Task prompt:
Return the entries below in full. Keep every word as it is.

Data excerpts:
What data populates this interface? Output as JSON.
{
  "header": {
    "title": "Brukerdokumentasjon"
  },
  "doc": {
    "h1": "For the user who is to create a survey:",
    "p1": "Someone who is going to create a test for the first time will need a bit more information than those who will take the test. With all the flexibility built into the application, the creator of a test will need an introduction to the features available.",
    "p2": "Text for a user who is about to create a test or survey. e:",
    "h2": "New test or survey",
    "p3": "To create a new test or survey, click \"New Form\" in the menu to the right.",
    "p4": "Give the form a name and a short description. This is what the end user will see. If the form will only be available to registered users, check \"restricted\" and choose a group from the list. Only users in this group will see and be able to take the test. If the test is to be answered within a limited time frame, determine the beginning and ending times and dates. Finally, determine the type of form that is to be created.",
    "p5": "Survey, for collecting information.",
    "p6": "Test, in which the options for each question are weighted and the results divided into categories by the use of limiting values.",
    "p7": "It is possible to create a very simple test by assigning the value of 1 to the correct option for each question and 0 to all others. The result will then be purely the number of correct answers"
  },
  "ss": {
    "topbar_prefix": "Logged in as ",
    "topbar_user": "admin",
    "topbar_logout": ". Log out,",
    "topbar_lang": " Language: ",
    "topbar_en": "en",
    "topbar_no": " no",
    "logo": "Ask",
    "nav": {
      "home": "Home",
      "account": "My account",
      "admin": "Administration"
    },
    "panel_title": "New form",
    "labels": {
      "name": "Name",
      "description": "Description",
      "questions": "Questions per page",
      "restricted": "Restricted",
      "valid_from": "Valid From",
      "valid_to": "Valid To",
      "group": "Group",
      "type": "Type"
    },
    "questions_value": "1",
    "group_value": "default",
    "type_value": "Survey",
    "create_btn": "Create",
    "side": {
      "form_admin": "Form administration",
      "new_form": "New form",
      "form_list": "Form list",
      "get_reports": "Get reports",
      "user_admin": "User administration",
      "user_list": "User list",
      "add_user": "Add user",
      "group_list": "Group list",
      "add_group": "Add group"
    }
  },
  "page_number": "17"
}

Output for this task:
What data populates this interface? Output as JSON.
{
  "header": {
    "title": "Brukerdokumentasjon"
  },
  "doc": {
    "h1": "For the user who is to create a survey:",
    "p1": "Someone who is going to create a test for the first time will need a bit more information than those who will take the test. With all the flexibility built into the application, the creator of a test will need an introduction to the features available.",
    "p2": "Text for a user who is about to create a test or survey. e:",
    "h2": "New test or survey",
    "p3": "To create a new test or survey, click \"New Form\" in the menu to the right.",
    "p4": "Give the form a name and a short description. This is what the end user will see. If the form will only be available to registered users, check \"restricted\" and choose a group from the list. Only users in this group will see and be able to take the test. If the test is to be answered within a limited time frame, determine the beginning and ending times and dates. Finally, determine the type of form that is to be created.",
    "p5": "Survey, for collecting information.",
    "p6": "Test, in which the options for each question are weighted and the results divided into categories by the use of limiting values.",
    "p7": "It is possible to create a very simple test by assigning the value of 1 to the correct option for each question and 0 to all others. The result will then be purely the number of correct answers"
  },
  "ss": {
    "topbar_prefix": "Logged in as ",
    "topbar_user": "admin",
    "topbar_logout": ". Log out,",
    "topbar_lang": " Language: ",
    "topbar_en": "en",
    "topbar_no": " no",
    "logo": "Ask",
    "nav": {
      "home": "Home",
      "account": "My account",
      "admin": "Administration"
    },
    "panel_title": "New form",
    "labels": {
      "name": "Name",
      "description": "Description",
      "questions": "Questions per page",
      "restricted": "Restricted",
      "valid_from": "Valid From",
      "valid_to": "Valid To",
      "group": "Group",
      "type": "Type"
    },
    "questions_value": "1",
    "group_value": "default",
    "type_value": "Survey",
    "create_btn": "Create",
    "side": {
      "form_admin": "Form administration",
      "new_form": "New form",
      "form_list": "Form list",
      "get_reports": "Get reports",
      "user_admin": "User administration",
      "user_list": "User list",
      "add_user": "Add user",
      "group_list": "Group list",
      "add_group": "Add group"
    }
  },
  "page_number": "17"
}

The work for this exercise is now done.